- About this task
What you return must match the records word for word.
==== Source data
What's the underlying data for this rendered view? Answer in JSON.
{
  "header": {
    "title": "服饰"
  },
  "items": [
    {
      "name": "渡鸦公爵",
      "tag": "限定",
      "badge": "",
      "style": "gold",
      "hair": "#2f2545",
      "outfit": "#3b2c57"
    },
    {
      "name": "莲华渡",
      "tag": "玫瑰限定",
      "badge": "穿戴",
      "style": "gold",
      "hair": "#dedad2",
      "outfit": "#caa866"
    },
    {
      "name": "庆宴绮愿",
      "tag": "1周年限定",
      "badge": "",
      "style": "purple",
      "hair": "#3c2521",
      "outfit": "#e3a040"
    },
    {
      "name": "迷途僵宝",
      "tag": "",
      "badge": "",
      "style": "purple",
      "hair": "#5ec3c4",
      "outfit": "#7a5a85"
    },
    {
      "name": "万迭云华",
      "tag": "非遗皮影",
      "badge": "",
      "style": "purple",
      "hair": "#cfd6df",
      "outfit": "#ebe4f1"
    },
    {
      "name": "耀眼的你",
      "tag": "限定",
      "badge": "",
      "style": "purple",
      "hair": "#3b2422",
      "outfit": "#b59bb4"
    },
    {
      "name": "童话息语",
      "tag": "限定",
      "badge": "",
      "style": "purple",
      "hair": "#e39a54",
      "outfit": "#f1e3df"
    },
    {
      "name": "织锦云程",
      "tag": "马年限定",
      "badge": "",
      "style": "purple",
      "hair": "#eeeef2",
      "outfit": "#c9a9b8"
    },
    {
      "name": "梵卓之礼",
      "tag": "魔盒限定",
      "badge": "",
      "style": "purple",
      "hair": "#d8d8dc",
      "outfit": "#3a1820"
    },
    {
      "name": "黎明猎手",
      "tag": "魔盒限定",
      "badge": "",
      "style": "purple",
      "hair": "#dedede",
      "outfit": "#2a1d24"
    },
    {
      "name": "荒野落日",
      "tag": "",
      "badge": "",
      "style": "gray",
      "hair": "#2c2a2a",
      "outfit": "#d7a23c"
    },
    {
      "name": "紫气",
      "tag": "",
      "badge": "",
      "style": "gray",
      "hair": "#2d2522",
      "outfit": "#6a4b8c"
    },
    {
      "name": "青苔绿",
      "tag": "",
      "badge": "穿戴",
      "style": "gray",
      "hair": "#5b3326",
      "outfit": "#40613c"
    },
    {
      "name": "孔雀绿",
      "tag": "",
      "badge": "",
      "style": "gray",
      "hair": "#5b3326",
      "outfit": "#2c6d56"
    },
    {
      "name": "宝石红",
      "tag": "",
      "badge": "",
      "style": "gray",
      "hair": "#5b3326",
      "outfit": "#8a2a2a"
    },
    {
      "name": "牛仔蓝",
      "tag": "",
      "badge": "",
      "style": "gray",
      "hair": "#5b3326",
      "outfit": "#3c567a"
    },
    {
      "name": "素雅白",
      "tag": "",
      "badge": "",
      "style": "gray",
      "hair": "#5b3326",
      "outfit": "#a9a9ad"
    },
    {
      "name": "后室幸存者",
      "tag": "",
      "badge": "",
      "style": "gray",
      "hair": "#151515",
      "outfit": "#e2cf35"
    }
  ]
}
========
- Result of this exercise
What's the underlying data for this rendered view? Answer in JSON.
{
  "header": {
    "title": "服饰"
  },
  "items": [
    {
      "name": "渡鸦公爵",
      "tag": "限定",
      "badge": "",
      "style": "gold",
      "hair": "#2f2545",
      "outfit": "#3b2c57"
    },
    {
      "name": "莲华渡",
      "tag": "玫瑰限定",
      "badge": "穿戴",
      "style": "gold",
      "hair": "#dedad2",
      "outfit": "#caa866"
    },
    {
      "name": "庆宴绮愿",
      "tag": "1周年限定",
      "badge": "",
      "style": "purple",
      "hair": "#3c2521",
      "outfit": "#e3a040"
    },
    {
      "name": "迷途僵宝",
      "tag": "",
      "badge": "",
      "style": "purple",
      "hair": "#5ec3c4",
      "outfit": "#7a5a85"
    },
    {
      "name": "万迭云华",
      "tag": "非遗皮影",
      "badge": "",
      "style": "purple",
      "hair": "#cfd6df",
      "outfit": "#ebe4f1"
    },
    {
      "name": "耀眼的你",
      "tag": "限定",
      "badge": "",
      "style": "purple",
      "hair": "#3b2422",
      "outfit": "#b59bb4"
    },
    {
      "name": "童话息语",
      "tag": "限定",
      "badge": "",
      "style": "purple",
      "hair": "#e39a54",
      "outfit": "#f1e3df"
    },
    {
      "name": "织锦云程",
      "tag": "马年限定",
      "badge": "",
      "style": "purple",
      "hair": "#eeeef2",
      "outfit": "#c9a9b8"
    },
    {
      "name": "梵卓之礼",
      "tag": "魔盒限定",
      "badge": "",
      "style": "purple",
      "hair": "#d8d8dc",
      "outfit": "#3a1820"
    },
    {
      "name": "黎明猎手",
      "tag": "魔盒限定",
      "badge": "",
      "style": "purple",
      "hair": "#dedede",
      "outfit": "#2a1d24"
    },
    {
      "name": "荒野落日",
      "tag": "",
      "badge": "",
      "style": "gray",
      "hair": "#2c2a2a",
      "outfit": "#d7a23c"
    },
    {
      "name": "紫气",
      "tag": "",
      "badge": "",
      "style": "gray",
      "hair": "#2d2522",
      "outfit": "#6a4b8c"
    },
    {
      "name": "青苔绿",
      "tag": "",
      "badge": "穿戴",
      "style": "gray",
      "hair": "#5b3326",
      "outfit": "#40613c"
    },
    {
      "name": "孔雀绿",
      "tag": "",
      "badge": "",
      "style": "gray",
      "hair": "#5b3326",
      "outfit": "#2c6d56"
    },
    {
      "name": "宝石红",
      "tag": "",
      "badge": "",
      "style": "gray",
      "hair": "#5b3326",
      "outfit": "#8a2a2a"
    },
    {
      "name": "牛仔蓝",
      "tag": "",
      "badge": "",
      "style": "gray",
      "hair": "#5b3326",
      "outfit": "#3c567a"
    },
    {
      "name": "素雅白",
      "tag": "",
      "badge": "",
      "style": "gray",
      "hair": "#5b3326",
      "outfit": "#a9a9ad"
    },
    {
      "name": "后室幸存者",
      "tag": "",
      "badge": "",
      "style": "gray",
      "hair": "#151515",
      "outfit": "#e2cf35"
    }
  ]
}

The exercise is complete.